Model interpretability is a key practise when trying to improve its model. Understanding why a model has made a decision is important if this decision has a big impact and that we want to know why the model made such a prediction. But model interpretability is also a strong tool to deal with biais.
One famous example was the AI recruiting tool project of Amazon created in 2014 that could review resumes and determine which applicant could continue the process. This model was discriminative against women and was of course abandoned. But this bias is not surprising as the data that fed the model were mainly males resumes as Amazon software engineers is majority composed of men. Model interpretability allows you to understand which variables play a role in the decision and to assess if this makes sense.
Models are more or less interpretable and we can observe experimentally that the less interpretable models are often the more accurate.
Shap for (SHapley Additive exPlanations) is a method based on game theory to explain predictions and is very useful for model interpretability. It can give you the feature importance and the impact of each feature in the model decision (Other techniques exist for feature importances).
In the Image below, we can see the Shap values calculated on the famous Boston housing dataset. Red variables are the one contributing to predict a higher value and the blue one contributing to predict a lower value. It gives a very good idea of the impact of a feature in a model.

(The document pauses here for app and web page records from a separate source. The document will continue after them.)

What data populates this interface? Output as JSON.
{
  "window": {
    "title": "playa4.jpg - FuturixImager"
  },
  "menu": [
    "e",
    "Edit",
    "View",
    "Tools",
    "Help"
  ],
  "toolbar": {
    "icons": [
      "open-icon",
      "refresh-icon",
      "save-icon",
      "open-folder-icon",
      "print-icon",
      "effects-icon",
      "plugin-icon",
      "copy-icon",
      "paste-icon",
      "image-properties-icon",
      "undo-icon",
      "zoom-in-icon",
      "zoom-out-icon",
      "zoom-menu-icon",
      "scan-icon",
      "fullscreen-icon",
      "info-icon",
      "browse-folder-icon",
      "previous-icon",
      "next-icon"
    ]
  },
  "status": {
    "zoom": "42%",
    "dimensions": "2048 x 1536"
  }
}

example of visualization of Shap coefficents
If such a tool had been used for the Amazon gender bias model, it would have been visible that gender plays a role in prediction. Once a bias is identified, the action to rebalance the dataset to decrease the bias can be taken.
Deep learning models are among the less interpretable models. Grad-cam is a tool developed by researchers in 2016 that allows more interpretability for deep learning models applied to images. Grad Cam allows visualizing the class activation of Convolutional Neural Network (CNN), i.e. to see where the CNN is looking in the image to make the prediction. Grad-Cam output is a heatmap visualisation for a given category as shown in the image below. It is a good idea to experiment this algorithm on images that our model does not predict well to debug the model. If the model doesn’t not activate around the good object in the image, it might be a good idea to add more data of this class in your dataset.
Grad-cam example taken from the original paper
There exists plenty more tools for model interpretability that is a very important subject but not the core of this article. If you want more information on the subject, Interpretable Machine Learning A Guide for Making Black Box Models Explainable is a very good online book by Christoph Molnar.
In this article, we wanted to show the importance of the dataset when retraining a model. Data Scientists spend a lot of time reworking on models to make sure that the models learn the most from data. But if the data is bad, the model won’t have a lot of information to learn from it. Kili Technology helps you to build the perfect dataset, in a collaborative way and with plenty of intelligent tools to accelerate the annotation process.
We didn’t speak about what to do after having retrained the model yet. You need to go through the process of model validation that is very general and we won’t go into detail. When you retrain a model, it is necessary to always save the former version. If the new model shows lower performances than the old model, you need to be able to come back to the original model.
We presented different actions to take to improve your dataset when retraining your model. We saw how to spot weaknesses of your dataset with tools dependent or independent from your model. The subject is vast and many more tools were not described in this article but we had the pretension to give you the necessary basics for dataset improvement when retraining your model.